McCaul accused the president of “trying to have it both ways” by claiming that the country is drawing down its war on terrorist organizations while at the same time waging a “covert war” through drone strikes abroad. Such tactics belie the assertion that core al-Qaida has been badly hurt, he said, although he also called the idea of a “core” al-Qaida a false concept.

Activity by al-Qaida affiliates, particularly those in Mali and Northern Africa, could leave the U.S. even more threatened than it was a decade ago, he said.

The congressman said that inaction on the part of the American government has turned Syria into “the Mecca” for jihadists around the world.

“They talked about red lines, and when those lines were crossed, they did nothing,” he said. “The bottom line is, they waited too long.  . . .  Today there are no good options, no good options, for resolving this conflict.”

He also linked the recent Boston Marathon bombing with the 2009 Fort Hood shooting, saying they were not isolated incidents, but part of a larger jihadi movement. Both cases, he said, were breakdowns in the Joint Terrorism Task Forces that connect the FBI to local police.

In Fort Hood, he said, the FBI had relevant info on suspect Nidal Malik Hasan, but did not connect the dots. In Boston, he said, police “were totally cut out of the process on the task force.” Boston Police Commissioner Edward F. Davis III has told lawmakers that the FBI did not provide his department with information about a 2011 tip the U.S. government received from Russian intelligence that Tamerlan Tsarnaev could present a danger. FBI officials have said that the information was available through a JTTF office where four Boston officers worked.

“And now today the FBI will not cooperate with this committee’s investigation,” McCaul said.

On Border Security, McCaul called for the continued deployment of surveillance technology the Defense Department used in Afghanistan, particularly an intrusion detection system known as VADER. He also provided something that has seldom come up in the immigration overhaul discussion – a number for an effective level of border security.

“Operational control is a 90 percent apprehension rate,” he said. “Once we’ve achieved that, we can say we have it.”

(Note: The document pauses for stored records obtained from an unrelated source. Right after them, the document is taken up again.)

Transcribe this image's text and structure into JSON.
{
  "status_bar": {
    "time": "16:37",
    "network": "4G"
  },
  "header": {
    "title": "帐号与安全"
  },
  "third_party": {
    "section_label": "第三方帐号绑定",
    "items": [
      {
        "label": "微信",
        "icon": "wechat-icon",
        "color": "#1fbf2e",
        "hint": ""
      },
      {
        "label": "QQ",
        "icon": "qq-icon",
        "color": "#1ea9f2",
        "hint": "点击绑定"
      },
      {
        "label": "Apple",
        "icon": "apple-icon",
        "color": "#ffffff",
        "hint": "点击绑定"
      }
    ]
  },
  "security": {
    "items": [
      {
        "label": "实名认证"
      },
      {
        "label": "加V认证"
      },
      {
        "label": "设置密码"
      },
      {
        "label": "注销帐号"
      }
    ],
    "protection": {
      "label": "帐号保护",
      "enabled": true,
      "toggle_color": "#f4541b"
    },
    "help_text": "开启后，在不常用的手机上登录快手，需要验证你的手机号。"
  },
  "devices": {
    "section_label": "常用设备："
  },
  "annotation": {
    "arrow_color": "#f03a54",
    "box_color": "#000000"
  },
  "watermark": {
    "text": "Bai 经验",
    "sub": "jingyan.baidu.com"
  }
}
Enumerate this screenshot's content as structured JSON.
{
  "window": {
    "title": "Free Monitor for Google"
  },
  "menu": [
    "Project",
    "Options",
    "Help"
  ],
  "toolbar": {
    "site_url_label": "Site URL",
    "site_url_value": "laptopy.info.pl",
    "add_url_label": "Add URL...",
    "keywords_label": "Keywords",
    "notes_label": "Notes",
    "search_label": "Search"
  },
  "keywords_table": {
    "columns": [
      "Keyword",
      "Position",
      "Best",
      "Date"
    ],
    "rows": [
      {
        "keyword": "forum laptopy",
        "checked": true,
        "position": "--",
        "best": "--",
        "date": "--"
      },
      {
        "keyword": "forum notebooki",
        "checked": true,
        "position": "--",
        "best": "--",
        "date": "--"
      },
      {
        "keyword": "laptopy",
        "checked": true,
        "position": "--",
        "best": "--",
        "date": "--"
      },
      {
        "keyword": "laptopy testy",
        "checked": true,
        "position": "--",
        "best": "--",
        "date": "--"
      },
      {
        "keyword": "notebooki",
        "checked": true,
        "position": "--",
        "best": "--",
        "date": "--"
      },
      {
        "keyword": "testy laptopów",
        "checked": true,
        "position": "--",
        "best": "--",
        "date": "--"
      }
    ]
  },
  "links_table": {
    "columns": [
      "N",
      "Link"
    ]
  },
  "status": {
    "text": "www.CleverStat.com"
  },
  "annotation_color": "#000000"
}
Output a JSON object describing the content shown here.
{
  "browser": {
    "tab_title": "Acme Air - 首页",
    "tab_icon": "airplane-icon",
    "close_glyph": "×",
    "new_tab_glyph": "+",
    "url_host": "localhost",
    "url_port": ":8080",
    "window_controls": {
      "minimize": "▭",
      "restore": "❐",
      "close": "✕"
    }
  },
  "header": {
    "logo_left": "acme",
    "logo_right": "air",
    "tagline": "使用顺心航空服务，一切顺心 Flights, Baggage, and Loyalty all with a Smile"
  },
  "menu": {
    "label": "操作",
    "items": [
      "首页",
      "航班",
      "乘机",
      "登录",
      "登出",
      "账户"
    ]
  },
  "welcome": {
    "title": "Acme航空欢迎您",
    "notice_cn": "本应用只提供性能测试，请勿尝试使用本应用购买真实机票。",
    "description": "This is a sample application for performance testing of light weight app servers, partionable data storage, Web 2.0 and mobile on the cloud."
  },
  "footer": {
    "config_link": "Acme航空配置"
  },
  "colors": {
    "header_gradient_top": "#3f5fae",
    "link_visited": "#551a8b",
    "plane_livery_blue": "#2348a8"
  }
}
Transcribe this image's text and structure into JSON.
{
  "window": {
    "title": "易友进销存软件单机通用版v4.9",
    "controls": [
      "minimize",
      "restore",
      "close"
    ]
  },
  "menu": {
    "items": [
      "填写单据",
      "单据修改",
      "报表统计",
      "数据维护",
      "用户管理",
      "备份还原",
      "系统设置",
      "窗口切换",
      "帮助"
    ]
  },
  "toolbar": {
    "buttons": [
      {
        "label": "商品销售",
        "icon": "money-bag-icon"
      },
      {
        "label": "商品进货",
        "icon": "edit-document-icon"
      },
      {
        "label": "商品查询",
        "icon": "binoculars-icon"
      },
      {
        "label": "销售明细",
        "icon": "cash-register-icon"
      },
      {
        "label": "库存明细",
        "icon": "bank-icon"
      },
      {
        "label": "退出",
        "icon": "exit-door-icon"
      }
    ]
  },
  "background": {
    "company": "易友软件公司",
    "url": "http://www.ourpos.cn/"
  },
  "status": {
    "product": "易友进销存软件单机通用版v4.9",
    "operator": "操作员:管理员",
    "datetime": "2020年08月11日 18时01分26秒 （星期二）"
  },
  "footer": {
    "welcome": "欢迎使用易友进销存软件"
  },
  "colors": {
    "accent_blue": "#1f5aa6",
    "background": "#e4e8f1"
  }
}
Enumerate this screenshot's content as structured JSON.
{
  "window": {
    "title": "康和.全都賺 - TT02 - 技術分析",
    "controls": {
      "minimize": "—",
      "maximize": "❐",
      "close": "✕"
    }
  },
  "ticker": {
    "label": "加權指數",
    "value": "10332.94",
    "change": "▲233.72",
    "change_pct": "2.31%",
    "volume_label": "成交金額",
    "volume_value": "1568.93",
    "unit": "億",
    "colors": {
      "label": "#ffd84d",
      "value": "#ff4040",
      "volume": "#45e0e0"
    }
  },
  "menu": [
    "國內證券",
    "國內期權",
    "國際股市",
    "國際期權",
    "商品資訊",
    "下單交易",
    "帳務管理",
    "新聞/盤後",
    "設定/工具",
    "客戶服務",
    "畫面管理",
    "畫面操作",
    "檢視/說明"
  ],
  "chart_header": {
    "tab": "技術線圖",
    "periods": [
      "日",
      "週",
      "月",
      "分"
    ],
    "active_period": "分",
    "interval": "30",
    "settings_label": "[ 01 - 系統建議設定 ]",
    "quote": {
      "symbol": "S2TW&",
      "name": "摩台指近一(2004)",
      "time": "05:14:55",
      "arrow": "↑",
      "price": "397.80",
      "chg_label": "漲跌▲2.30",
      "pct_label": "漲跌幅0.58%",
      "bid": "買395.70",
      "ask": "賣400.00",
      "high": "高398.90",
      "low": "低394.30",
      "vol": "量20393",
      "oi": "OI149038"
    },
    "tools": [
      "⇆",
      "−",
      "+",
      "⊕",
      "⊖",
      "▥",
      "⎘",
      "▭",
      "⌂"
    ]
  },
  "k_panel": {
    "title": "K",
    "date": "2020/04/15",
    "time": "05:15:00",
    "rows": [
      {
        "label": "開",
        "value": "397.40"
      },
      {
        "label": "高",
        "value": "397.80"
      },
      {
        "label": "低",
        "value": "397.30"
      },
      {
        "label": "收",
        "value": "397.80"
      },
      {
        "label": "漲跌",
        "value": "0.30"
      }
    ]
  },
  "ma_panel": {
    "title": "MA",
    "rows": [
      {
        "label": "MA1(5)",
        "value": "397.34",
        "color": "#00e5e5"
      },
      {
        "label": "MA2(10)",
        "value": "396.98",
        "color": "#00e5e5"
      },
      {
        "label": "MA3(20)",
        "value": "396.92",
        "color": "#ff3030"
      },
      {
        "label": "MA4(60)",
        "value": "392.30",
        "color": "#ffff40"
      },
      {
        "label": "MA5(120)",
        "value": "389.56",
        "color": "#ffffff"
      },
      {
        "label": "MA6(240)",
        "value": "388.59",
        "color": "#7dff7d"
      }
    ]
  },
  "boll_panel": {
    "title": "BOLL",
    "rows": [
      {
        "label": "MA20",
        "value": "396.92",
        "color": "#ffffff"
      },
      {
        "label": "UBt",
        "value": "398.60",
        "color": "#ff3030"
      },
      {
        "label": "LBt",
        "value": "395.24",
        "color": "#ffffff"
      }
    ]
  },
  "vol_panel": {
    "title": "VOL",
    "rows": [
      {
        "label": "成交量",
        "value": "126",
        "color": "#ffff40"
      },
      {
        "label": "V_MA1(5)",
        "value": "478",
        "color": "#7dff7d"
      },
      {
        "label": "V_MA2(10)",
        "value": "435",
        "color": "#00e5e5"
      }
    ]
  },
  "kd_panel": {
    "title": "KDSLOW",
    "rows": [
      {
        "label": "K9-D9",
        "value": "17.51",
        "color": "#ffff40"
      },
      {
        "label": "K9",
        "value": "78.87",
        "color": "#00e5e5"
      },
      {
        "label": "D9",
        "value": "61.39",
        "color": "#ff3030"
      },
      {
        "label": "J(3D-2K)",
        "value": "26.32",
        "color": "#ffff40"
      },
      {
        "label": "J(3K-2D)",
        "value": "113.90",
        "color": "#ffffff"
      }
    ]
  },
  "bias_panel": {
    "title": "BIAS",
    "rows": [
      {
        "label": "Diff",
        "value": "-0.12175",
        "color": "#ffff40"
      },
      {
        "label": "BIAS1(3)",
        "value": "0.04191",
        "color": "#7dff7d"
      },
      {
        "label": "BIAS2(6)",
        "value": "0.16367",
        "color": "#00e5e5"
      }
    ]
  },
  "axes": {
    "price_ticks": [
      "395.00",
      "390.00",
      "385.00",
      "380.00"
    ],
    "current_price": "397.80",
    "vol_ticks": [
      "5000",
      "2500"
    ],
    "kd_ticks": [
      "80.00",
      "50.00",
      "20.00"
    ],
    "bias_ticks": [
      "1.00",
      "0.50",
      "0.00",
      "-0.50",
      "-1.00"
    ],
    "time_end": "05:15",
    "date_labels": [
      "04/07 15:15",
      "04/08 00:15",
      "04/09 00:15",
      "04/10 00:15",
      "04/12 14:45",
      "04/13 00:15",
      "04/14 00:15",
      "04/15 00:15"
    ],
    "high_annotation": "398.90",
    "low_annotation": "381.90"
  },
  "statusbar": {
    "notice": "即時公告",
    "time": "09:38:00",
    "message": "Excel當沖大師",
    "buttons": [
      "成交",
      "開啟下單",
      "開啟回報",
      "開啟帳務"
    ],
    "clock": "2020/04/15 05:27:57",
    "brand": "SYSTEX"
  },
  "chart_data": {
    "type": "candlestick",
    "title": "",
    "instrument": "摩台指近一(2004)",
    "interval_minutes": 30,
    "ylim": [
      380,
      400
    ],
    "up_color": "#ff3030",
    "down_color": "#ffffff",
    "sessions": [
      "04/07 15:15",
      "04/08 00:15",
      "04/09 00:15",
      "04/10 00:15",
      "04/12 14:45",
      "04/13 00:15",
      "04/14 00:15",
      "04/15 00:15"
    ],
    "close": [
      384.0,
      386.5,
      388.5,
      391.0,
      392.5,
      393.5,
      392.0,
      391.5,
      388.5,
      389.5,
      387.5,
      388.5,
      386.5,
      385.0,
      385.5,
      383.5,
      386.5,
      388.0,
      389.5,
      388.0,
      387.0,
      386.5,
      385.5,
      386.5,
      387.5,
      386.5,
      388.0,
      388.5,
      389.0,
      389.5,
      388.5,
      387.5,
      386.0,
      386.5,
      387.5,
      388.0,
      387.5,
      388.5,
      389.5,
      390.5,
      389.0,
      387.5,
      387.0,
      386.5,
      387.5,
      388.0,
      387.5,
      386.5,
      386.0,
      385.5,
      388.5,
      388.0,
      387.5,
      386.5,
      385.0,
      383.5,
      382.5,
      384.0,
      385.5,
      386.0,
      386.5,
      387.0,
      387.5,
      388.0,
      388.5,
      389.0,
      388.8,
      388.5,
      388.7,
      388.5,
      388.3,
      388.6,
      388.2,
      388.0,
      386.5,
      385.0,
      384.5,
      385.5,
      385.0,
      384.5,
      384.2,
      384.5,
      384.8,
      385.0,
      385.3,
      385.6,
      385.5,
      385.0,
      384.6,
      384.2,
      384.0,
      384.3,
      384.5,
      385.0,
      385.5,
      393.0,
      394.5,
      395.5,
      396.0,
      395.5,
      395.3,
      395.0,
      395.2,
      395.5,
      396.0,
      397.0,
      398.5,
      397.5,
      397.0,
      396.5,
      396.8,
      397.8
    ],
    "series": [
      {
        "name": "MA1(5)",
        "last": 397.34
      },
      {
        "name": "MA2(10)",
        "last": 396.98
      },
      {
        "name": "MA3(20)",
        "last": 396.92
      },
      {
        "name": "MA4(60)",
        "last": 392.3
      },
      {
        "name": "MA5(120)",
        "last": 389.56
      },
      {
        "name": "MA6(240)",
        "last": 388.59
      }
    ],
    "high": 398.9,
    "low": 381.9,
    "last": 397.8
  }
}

Getting to that number — or even figuring out a way to figure out if the country has reached it, may be a problem, though, as lawmakers and border security officials alike have talked at length about the difficulty of accounting for how many people make it past U.S. border security and into the country illegally.